*WHAT THIS TASK INVOLVES*:
The records below need copying. Match each line exactly.

*AVAILABLE DATA*:
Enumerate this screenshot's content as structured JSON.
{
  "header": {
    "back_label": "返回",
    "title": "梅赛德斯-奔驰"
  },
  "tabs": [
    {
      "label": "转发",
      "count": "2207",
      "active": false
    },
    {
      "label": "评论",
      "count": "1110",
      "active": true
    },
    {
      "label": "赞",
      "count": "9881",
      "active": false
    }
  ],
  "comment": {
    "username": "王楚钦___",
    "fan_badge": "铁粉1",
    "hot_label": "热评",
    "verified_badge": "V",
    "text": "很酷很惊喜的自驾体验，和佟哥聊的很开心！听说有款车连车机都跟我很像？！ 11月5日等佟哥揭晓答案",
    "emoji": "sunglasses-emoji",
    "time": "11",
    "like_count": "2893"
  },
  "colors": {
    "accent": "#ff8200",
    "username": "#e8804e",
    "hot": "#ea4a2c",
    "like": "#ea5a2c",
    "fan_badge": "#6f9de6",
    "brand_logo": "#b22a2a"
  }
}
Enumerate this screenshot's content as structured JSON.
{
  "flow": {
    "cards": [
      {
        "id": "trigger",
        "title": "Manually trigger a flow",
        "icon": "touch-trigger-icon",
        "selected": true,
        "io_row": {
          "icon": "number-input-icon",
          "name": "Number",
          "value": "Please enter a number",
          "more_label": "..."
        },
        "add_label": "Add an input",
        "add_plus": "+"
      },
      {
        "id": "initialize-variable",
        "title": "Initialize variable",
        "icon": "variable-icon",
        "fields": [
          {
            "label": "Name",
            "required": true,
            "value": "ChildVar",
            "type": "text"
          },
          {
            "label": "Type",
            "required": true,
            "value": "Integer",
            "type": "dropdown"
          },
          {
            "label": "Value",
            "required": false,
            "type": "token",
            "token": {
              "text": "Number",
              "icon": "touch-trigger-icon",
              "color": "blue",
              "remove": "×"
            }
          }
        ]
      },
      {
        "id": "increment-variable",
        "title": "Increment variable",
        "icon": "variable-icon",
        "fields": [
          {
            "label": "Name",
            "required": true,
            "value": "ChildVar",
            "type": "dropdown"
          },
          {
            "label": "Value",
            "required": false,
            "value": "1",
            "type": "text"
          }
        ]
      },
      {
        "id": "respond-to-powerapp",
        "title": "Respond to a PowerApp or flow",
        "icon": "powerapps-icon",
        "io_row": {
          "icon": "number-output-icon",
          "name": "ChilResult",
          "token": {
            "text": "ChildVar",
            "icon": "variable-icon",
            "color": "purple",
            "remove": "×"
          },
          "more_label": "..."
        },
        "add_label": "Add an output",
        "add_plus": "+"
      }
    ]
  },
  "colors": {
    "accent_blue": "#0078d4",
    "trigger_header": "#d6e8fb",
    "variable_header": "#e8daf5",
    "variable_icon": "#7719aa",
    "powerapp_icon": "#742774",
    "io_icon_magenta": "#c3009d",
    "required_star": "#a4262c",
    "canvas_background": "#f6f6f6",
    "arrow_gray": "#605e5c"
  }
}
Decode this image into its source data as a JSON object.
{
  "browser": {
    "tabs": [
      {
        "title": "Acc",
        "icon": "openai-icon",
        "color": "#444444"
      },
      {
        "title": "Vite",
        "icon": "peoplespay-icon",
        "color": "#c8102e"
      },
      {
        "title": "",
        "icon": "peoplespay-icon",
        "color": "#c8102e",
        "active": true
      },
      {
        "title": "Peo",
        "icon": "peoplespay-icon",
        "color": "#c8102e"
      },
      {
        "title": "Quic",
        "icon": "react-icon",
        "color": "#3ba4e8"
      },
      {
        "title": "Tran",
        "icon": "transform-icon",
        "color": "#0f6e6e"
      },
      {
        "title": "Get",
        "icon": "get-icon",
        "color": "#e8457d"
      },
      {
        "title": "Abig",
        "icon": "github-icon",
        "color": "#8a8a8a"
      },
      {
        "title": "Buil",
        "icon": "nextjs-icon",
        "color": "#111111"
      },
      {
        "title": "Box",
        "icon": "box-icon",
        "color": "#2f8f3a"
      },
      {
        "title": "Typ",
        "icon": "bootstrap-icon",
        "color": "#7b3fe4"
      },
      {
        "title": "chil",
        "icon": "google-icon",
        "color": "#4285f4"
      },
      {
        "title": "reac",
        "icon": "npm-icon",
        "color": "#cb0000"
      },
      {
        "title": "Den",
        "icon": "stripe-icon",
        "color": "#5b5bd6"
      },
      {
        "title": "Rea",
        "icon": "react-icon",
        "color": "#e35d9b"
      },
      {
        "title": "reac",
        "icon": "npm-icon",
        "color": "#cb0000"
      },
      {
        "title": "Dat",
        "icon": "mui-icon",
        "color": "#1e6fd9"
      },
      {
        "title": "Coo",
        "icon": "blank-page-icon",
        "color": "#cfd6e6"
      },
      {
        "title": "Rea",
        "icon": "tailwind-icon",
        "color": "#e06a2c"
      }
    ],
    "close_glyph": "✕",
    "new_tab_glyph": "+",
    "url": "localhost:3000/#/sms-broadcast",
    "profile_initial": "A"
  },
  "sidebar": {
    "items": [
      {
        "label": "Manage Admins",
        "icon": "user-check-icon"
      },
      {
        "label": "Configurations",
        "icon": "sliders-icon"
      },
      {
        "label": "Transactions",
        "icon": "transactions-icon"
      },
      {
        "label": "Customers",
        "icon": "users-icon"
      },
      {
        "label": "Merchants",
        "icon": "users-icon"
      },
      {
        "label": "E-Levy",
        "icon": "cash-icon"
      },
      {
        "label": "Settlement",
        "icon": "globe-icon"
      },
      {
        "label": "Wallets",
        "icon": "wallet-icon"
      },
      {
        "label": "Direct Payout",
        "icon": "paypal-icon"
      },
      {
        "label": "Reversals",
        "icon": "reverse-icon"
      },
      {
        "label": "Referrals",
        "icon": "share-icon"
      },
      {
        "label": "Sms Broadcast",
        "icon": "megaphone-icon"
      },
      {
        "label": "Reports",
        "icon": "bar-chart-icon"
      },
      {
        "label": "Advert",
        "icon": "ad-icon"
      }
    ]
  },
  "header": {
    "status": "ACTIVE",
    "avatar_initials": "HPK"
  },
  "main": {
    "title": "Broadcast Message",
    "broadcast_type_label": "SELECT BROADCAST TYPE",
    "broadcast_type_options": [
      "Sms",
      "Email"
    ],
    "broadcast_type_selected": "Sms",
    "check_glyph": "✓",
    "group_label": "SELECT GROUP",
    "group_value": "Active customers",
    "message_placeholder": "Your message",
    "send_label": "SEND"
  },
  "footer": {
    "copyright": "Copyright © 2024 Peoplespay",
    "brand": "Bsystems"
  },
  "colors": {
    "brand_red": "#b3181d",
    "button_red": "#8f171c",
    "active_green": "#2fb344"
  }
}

*RESPONSE FOR THIS EXERCISE*:
Enumerate this screenshot's content as structured JSON.
{
  "header": {
    "back_label": "返回",
    "title": "梅赛德斯-奔驰"
  },
  "tabs": [
    {
      "label": "转发",
      "count": "2207",
      "active": false
    },
    {
      "label": "评论",
      "count": "1110",
      "active": true
    },
    {
      "label": "赞",
      "count": "9881",
      "active": false
    }
  ],
  "comment": {
    "username": "王楚钦___",
    "fan_badge": "铁粉1",
    "hot_label": "热评",
    "verified_badge": "V",
    "text": "很酷很惊喜的自驾体验，和佟哥聊的很开心！听说有款车连车机都跟我很像？！ 11月5日等佟哥揭晓答案",
    "emoji": "sunglasses-emoji",
    "time": "11",
    "like_count": "2893"
  },
  "colors": {
    "accent": "#ff8200",
    "username": "#e8804e",
    "hot": "#ea4a2c",
    "like": "#ea5a2c",
    "fan_badge": "#6f9de6",
    "brand_logo": "#b22a2a"
  }
}
Enumerate this screenshot's content as structured JSON.
{
  "flow": {
    "cards": [
      {
        "id": "trigger",
        "title": "Manually trigger a flow",
        "icon": "touch-trigger-icon",
        "selected": true,
        "io_row": {
          "icon": "number-input-icon",
          "name": "Number",
          "value": "Please enter a number",
          "more_label": "..."
        },
        "add_label": "Add an input",
        "add_plus": "+"
      },
      {
        "id": "initialize-variable",
        "title": "Initialize variable",
        "icon": "variable-icon",
        "fields": [
          {
            "label": "Name",
            "required": true,
            "value": "ChildVar",
            "type": "text"
          },
          {
            "label": "Type",
            "required": true,
            "value": "Integer",
            "type": "dropdown"
          },
          {
            "label": "Value",
            "required": false,
            "type": "token",
            "token": {
              "text": "Number",
              "icon": "touch-trigger-icon",
              "color": "blue",
              "remove": "×"
            }
          }
        ]
      },
      {
        "id": "increment-variable",
        "title": "Increment variable",
        "icon": "variable-icon",
        "fields": [
          {
            "label": "Name",
            "required": true,
            "value": "ChildVar",
            "type": "dropdown"
          },
          {
            "label": "Value",
            "required": false,
            "value": "1",
            "type": "text"
          }
        ]
      },
      {
        "id": "respond-to-powerapp",
        "title": "Respond to a PowerApp or flow",
        "icon": "powerapps-icon",
        "io_row": {
          "icon": "number-output-icon",
          "name": "ChilResult",
          "token": {
            "text": "ChildVar",
            "icon": "variable-icon",
            "color": "purple",
            "remove": "×"
          },
          "more_label": "..."
        },
        "add_label": "Add an output",
        "add_plus": "+"
      }
    ]
  },
  "colors": {
    "accent_blue": "#0078d4",
    "trigger_header": "#d6e8fb",
    "variable_header": "#e8daf5",
    "variable_icon": "#7719aa",
    "powerapp_icon": "#742774",
    "io_icon_magenta": "#c3009d",
    "required_star": "#a4262c",
    "canvas_background": "#f6f6f6",
    "arrow_gray": "#605e5c"
  }
}
Decode this image into its source data as a JSON object.
{
  "browser": {
    "tabs": [
      {
        "title": "Acc",
        "icon": "openai-icon",
        "color": "#444444"
      },
      {
        "title": "Vite",
        "icon": "peoplespay-icon",
        "color": "#c8102e"
      },
      {
        "title": "",
        "icon": "peoplespay-icon",
        "color": "#c8102e",
        "active": true
      },
      {
        "title": "Peo",
        "icon": "peoplespay-icon",
        "color": "#c8102e"
      },
      {
        "title": "Quic",
        "icon": "react-icon",
        "color": "#3ba4e8"
      },
      {
        "title": "Tran",
        "icon": "transform-icon",
        "color": "#0f6e6e"
      },
      {
        "title": "Get",
        "icon": "get-icon",
        "color": "#e8457d"
      },
      {
        "title": "Abig",
        "icon": "github-icon",
        "color": "#8a8a8a"
      },
      {
        "title": "Buil",
        "icon": "nextjs-icon",
        "color": "#111111"
      },
      {
        "title": "Box",
        "icon": "box-icon",
        "color": "#2f8f3a"
      },
      {
        "title": "Typ",
        "icon": "bootstrap-icon",
        "color": "#7b3fe4"
      },
      {
        "title": "chil",
        "icon": "google-icon",
        "color": "#4285f4"
      },
      {
        "title": "reac",
        "icon": "npm-icon",
        "color": "#cb0000"
      },
      {
        "title": "Den",
        "icon": "stripe-icon",
        "color": "#5b5bd6"
      },
      {
        "title": "Rea",
        "icon": "react-icon",
        "color": "#e35d9b"
      },
      {
        "title": "reac",
        "icon": "npm-icon",
        "color": "#cb0000"
      },
      {
        "title": "Dat",
        "icon": "mui-icon",
        "color": "#1e6fd9"
      },
      {
        "title": "Coo",
        "icon": "blank-page-icon",
        "color": "#cfd6e6"
      },
      {
        "title": "Rea",
        "icon": "tailwind-icon",
        "color": "#e06a2c"
      }
    ],
    "close_glyph": "✕",
    "new_tab_glyph": "+",
    "url": "localhost:3000/#/sms-broadcast",
    "profile_initial": "A"
  },
  "sidebar": {
    "items": [
      {
        "label": "Manage Admins",
        "icon": "user-check-icon"
      },
      {
        "label": "Configurations",
        "icon": "sliders-icon"
      },
      {
        "label": "Transactions",
        "icon": "transactions-icon"
      },
      {
        "label": "Customers",
        "icon": "users-icon"
      },
      {
        "label": "Merchants",
        "icon": "users-icon"
      },
      {
        "label": "E-Levy",
        "icon": "cash-icon"
      },
      {
        "label": "Settlement",
        "icon": "globe-icon"
      },
      {
        "label": "Wallets",
        "icon": "wallet-icon"
      },
      {
        "label": "Direct Payout",
        "icon": "paypal-icon"
      },
      {
        "label": "Reversals",
        "icon": "reverse-icon"
      },
      {
        "label": "Referrals",
        "icon": "share-icon"
      },
      {
        "label": "Sms Broadcast",
        "icon": "megaphone-icon"
      },
      {
        "label": "Reports",
        "icon": "bar-chart-icon"
      },
      {
        "label": "Advert",
        "icon": "ad-icon"
      }
    ]
  },
  "header": {
    "status": "ACTIVE",
    "avatar_initials": "HPK"
  },
  "main": {
    "title": "Broadcast Message",
    "broadcast_type_label": "SELECT BROADCAST TYPE",
    "broadcast_type_options": [
      "Sms",
      "Email"
    ],
    "broadcast_type_selected": "Sms",
    "check_glyph": "✓",
    "group_label": "SELECT GROUP",
    "group_value": "Active customers",
    "message_placeholder": "Your message",
    "send_label": "SEND"
  },
  "footer": {
    "copyright": "Copyright © 2024 Peoplespay",
    "brand": "Bsystems"
  },
  "colors": {
    "brand_red": "#b3181d",
    "button_red": "#8f171c",
    "active_green": "#2fb344"
  }
}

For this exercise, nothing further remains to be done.